But the equation
ΔH = G – T
won’t change because it is an accounting identity!
It’s the difference equation version of the differential equation:
dH/dt = G – T
Physicists can pontificate on economic matters. I myself know string theory well. But boy, they shouldn’t make mathematical errors and embarrass themselves!
In other words, accounting identities can be written as accounting identities in difference equations. What changes is values of parameters when one chooses a time scale for difference equations.
Wynne Godley’s model is touched by genius. In fact according to one of the reviewers of Monetary Economics, Lance Taylor says that it is out of choice that Wynne Godley chose a difference equation framework. They can be changed to differential equations and we’ll obtain the same underlying dynamics.
Here’s Lance Taylor in A foxy hedgehog: Wynne Godley and macroeconomic modelling

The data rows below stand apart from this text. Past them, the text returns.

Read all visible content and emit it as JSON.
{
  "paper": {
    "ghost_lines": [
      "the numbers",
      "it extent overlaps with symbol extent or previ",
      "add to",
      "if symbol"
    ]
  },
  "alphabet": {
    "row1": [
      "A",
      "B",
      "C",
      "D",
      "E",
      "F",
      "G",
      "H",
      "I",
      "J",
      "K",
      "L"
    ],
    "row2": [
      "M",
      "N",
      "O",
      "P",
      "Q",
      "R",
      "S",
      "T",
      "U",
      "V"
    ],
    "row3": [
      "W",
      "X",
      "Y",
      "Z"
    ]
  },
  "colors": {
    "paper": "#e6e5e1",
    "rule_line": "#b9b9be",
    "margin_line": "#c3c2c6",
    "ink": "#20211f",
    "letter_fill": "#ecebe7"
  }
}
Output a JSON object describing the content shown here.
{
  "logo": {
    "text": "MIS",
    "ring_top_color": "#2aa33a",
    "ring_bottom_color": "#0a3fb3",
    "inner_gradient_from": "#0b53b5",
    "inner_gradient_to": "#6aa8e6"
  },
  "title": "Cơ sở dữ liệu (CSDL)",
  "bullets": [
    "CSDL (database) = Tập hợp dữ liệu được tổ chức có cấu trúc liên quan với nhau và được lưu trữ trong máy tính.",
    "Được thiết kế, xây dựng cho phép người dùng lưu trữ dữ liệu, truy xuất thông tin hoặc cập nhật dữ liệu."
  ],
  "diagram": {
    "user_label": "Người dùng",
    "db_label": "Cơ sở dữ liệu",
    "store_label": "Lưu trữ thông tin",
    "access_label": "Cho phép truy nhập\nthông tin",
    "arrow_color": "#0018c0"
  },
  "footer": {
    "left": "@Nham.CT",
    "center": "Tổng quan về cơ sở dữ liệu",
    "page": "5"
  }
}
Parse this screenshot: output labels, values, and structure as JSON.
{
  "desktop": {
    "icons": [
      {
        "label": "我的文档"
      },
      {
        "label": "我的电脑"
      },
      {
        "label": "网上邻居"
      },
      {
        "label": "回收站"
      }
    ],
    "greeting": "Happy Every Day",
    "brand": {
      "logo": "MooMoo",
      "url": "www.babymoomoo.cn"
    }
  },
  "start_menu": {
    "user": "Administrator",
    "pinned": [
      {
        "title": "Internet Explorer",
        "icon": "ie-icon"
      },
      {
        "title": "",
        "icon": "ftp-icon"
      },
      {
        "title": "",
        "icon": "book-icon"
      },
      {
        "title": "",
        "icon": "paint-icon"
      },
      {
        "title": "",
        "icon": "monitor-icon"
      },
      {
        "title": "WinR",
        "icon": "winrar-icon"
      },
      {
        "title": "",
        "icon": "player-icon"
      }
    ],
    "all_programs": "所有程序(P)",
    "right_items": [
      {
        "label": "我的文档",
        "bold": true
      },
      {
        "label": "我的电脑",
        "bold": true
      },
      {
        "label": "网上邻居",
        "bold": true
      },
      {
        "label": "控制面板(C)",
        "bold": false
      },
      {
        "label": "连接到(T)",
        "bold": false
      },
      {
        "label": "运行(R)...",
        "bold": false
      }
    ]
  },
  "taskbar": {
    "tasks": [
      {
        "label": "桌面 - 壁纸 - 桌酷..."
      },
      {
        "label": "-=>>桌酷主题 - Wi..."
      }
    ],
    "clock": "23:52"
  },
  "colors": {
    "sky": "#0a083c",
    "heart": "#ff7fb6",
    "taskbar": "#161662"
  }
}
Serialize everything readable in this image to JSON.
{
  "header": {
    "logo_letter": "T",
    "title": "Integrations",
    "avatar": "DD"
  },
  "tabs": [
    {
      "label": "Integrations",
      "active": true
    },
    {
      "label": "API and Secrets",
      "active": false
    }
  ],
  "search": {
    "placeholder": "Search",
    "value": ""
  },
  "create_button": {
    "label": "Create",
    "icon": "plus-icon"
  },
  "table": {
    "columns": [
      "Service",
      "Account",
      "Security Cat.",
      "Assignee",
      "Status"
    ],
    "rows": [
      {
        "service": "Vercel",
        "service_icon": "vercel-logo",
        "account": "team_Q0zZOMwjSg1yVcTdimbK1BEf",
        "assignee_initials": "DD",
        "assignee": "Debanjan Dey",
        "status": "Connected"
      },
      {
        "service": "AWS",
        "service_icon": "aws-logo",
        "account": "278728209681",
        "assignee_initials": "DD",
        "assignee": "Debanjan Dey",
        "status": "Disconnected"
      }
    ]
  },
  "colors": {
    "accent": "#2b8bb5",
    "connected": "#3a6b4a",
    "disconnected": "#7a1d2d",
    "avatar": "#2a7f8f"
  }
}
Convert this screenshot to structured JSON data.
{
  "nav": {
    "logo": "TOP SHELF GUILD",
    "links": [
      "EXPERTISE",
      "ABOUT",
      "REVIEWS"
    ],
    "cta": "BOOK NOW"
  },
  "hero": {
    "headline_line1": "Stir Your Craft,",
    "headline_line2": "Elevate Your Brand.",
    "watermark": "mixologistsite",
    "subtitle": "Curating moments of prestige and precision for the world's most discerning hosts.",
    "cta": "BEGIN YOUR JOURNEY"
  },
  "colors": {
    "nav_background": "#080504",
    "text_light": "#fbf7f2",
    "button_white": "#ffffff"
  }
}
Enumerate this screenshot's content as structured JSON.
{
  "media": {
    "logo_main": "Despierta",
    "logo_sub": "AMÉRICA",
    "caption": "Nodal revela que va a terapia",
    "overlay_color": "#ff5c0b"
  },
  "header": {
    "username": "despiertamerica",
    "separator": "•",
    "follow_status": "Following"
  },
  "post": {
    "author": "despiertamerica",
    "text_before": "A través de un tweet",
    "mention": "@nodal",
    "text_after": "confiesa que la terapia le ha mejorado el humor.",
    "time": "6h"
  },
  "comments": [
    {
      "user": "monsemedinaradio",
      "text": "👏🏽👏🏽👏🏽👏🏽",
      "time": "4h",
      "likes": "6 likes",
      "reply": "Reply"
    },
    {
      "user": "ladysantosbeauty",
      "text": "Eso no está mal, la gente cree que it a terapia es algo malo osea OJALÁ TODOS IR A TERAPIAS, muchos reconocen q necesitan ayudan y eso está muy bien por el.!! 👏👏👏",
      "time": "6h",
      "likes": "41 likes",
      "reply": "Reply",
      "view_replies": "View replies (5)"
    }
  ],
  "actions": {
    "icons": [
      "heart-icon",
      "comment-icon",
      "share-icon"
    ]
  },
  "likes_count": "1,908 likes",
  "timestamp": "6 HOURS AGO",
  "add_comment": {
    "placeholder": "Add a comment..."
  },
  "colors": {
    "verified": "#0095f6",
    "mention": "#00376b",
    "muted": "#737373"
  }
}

Godley has always preferred to work in discrete time, responding to the way the data are presented.
Question: is the equation ΔH = G – T consistent with dimensional analysis?
Answer: Yes. H is the stock of money at the end of previous period. ΔH is the change in stock of money in a period. G and T are the government expenditure and tax revenues in that period. So H, ΔH, G and T have no times dimensions in difference equations. All are in the unit of account. Such as $10tn, $400bn, $4 tn, $3.6tn. Time dynamics is captured by model parameters.
In G&L’s book Monetary Economics, in Appendix 3 of Chapter 3, there’s a mean-lag theorem, which tells you the mean lag between two equilibrium (defined as a state where stock/flow ratios have stabilized):
[(1 − α1)/α2 ]· [(1 – θ)/θ]
where θ is the tax rate.
So, in the model, assuming a value of 0.6 for α1, 0.4 for α2, and 0.2 for θ we have the mean-lag equal to 4.
Let’s assume that time period is yearly. This means the mean lag is 4 years.
If instead, we were to use quarterly time periods, α2 would be 0.1 and the mean lag evaluates to 16, i.e., sixteen quarters, which is 4 years, same as before.
So there is really no inconsistency in stock-flow consistent models.
tl;dr summary: In difference equations, there’s nothing wrong with equations such as ΔH = G – T. It is an accounting identity. By a choice of a time scale, one implicity chooses a time scale for parameter values. What’s wrong? Jason Smith would obtain the same results as the simplest Godley/Lavoie model if he were to work in continuous time and write equations such as dH/dt = G – T. I will leave it to him as an exercise!